As Lam sees it, finance encompasses the front, middle and back-end functions of an organization. “It is about working with the business team to tackle and handle customer challenges; in helping to select customers and how to sell them more; it is about having a month’s end target on the budget and how to hit that; it is about cashflow and managing working capital – account receivables, inventory management, accounts payable and individual customer profitability.”
The finance team organizes regular meetings as part of a monthly problem-solving series lasting two to three hours. “I have my top 20 guys in a video conference. We pick one region and they present what problems they may have and how we are able to help them. It is sometimes that other people in the organization are not aware of the issue. These sessions also get people to understand what other people do.”
Operating in 40 countries, finance is present in 19 of them. Last year, Li & Fung started to encourage rotations at the junior level – short assignments to go to the UK, Germany and across different operating groups. “This allows us to create stickiness and a deeper bench of talent,” he says. “It is also a great way to build their resume, which is something I want to do for those who perform.”
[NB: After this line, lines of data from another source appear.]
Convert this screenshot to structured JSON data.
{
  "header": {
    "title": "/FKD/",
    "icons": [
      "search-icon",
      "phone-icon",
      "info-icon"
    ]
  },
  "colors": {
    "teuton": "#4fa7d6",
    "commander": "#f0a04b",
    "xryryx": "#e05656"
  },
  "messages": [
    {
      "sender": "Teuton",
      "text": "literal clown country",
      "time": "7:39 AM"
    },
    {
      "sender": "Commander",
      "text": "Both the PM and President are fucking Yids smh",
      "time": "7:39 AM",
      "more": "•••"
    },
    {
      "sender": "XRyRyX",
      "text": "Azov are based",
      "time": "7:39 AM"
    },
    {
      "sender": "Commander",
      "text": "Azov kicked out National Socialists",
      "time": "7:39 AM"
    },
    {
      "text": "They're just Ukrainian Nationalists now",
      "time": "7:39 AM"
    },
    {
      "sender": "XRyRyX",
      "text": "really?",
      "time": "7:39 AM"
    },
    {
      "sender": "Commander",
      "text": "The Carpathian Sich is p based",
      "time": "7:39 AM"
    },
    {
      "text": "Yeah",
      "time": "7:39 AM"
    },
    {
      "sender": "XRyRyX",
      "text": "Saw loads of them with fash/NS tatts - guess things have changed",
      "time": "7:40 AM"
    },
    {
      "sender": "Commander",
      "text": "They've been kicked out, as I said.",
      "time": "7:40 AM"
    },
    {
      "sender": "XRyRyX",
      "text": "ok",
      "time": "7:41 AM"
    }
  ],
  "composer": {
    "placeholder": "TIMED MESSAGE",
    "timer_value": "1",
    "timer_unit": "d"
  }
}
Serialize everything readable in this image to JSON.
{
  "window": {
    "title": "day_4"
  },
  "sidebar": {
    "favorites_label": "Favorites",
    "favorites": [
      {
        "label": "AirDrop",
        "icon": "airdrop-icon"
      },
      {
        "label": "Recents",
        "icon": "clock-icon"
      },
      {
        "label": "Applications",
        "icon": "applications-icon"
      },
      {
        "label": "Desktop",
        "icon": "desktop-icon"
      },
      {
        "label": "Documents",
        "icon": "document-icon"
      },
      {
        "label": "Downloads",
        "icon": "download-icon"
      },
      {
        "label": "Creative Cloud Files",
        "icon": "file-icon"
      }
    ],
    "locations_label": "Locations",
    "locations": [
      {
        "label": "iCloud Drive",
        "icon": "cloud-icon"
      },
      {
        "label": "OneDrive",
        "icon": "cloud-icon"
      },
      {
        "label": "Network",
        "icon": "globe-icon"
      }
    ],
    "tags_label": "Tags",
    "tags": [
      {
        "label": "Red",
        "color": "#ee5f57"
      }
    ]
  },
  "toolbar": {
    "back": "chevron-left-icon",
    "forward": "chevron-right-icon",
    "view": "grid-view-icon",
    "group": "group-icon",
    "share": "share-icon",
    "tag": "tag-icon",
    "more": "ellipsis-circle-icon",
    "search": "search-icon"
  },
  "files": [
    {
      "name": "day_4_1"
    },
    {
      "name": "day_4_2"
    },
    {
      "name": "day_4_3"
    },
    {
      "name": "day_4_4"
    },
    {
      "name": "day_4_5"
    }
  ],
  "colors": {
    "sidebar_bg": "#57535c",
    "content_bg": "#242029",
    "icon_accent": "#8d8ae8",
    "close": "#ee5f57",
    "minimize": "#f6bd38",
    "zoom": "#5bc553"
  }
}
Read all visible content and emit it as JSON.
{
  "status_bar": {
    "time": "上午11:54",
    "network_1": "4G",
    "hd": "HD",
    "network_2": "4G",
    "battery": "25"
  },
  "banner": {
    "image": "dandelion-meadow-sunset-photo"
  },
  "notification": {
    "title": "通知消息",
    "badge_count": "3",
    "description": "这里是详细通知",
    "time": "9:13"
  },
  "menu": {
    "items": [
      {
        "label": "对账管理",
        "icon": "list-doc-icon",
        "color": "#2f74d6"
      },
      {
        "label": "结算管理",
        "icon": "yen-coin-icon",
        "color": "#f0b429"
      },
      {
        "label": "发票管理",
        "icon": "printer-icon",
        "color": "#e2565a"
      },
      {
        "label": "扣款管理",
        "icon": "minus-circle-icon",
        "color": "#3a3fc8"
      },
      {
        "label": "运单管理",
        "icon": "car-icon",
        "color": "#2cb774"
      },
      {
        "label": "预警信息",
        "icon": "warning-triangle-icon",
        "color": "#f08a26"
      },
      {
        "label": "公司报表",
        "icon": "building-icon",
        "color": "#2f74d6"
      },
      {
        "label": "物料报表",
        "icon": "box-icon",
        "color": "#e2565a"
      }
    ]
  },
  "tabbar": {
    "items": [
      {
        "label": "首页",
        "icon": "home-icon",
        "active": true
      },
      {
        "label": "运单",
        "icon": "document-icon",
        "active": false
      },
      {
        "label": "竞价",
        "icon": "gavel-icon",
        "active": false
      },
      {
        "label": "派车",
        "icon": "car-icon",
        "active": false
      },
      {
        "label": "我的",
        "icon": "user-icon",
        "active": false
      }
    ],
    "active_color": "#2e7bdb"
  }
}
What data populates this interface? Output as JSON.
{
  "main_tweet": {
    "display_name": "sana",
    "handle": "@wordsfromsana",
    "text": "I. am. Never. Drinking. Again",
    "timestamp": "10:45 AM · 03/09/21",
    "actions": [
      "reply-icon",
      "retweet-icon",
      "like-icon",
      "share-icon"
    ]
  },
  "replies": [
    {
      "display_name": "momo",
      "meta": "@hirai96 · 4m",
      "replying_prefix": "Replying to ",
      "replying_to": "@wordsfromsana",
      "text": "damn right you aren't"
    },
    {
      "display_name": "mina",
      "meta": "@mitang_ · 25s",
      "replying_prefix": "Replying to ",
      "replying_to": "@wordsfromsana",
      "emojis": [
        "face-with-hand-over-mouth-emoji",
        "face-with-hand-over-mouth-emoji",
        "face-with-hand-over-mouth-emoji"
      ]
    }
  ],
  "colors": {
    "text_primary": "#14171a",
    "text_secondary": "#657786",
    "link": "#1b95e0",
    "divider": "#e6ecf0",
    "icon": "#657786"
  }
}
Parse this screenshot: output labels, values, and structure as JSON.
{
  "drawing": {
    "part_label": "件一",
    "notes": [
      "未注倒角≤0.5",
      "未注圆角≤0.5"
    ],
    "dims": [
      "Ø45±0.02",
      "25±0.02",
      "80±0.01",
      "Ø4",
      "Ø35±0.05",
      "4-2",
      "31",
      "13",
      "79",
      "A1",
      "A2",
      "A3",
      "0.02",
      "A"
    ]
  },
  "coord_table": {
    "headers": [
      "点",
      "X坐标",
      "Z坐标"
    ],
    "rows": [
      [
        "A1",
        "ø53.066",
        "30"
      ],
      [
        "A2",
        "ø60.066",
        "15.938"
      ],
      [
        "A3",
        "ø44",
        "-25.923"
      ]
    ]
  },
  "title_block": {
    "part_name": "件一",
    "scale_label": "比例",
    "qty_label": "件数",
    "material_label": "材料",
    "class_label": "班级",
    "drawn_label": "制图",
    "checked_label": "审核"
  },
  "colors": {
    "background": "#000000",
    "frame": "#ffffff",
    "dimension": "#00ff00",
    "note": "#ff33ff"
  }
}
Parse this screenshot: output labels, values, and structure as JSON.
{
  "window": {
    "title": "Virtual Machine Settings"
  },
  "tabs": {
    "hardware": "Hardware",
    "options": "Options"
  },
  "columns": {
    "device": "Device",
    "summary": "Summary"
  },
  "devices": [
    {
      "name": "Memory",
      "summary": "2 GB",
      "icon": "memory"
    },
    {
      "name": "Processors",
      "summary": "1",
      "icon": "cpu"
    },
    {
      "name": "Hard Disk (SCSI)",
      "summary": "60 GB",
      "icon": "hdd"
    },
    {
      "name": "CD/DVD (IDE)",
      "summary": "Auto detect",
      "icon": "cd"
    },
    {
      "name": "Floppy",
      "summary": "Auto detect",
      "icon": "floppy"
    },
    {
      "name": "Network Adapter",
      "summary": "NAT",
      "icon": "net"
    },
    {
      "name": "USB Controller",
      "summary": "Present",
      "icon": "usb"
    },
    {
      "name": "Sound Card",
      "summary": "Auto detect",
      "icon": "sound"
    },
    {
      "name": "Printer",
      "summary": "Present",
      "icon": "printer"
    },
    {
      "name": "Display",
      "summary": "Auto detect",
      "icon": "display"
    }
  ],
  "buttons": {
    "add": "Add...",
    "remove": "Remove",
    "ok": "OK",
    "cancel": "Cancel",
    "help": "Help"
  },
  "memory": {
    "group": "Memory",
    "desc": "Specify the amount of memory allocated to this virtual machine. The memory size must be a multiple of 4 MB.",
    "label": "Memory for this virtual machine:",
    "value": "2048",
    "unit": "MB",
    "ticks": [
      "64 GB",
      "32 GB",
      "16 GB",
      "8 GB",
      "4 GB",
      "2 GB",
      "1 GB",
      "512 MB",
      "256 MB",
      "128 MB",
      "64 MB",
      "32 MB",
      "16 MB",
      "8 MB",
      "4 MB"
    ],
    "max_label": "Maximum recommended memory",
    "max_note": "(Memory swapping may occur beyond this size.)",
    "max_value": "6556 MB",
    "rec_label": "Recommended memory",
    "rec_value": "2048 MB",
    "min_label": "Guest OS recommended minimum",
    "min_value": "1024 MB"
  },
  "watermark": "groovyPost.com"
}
Lam’s goal is to make everyone in finance feel that they contribute to the outcome rather than just processing reimbursement or expenses or doing capex or doing reporting. “There is no big job or small job. It is everyone moving in one direction and making sure that our company is more competitive to be able to produce a better result.”
For the finance team in 2016, Lam sees the achievement at three levels. “Strategically, we helped the company to be better prepared for the bumpy ride; at the finance department level, people are a lot closer and the processes are more aligned; at the personal level, it is the individual leadership development – helping people to grow and become stronger.”
This is the foundation, he believes, in order for Li & Fung to be able to move to the next phase that will focus on digitization and innovation. “When businesses face pressures, it is also the time when you can really shine and show what could be done through innovation and new ideas.”
He believes Li & Fung has considerable value that has not yet been utilized. “We have thousands of customers and tens of thousands of vendors. We operate in a wide geographic region. With all these long-term relationships and a diversified product offering from a few thousand dollars to a few dollars, the key is to digitize the supply chain. Accounting and finance will play a key role.”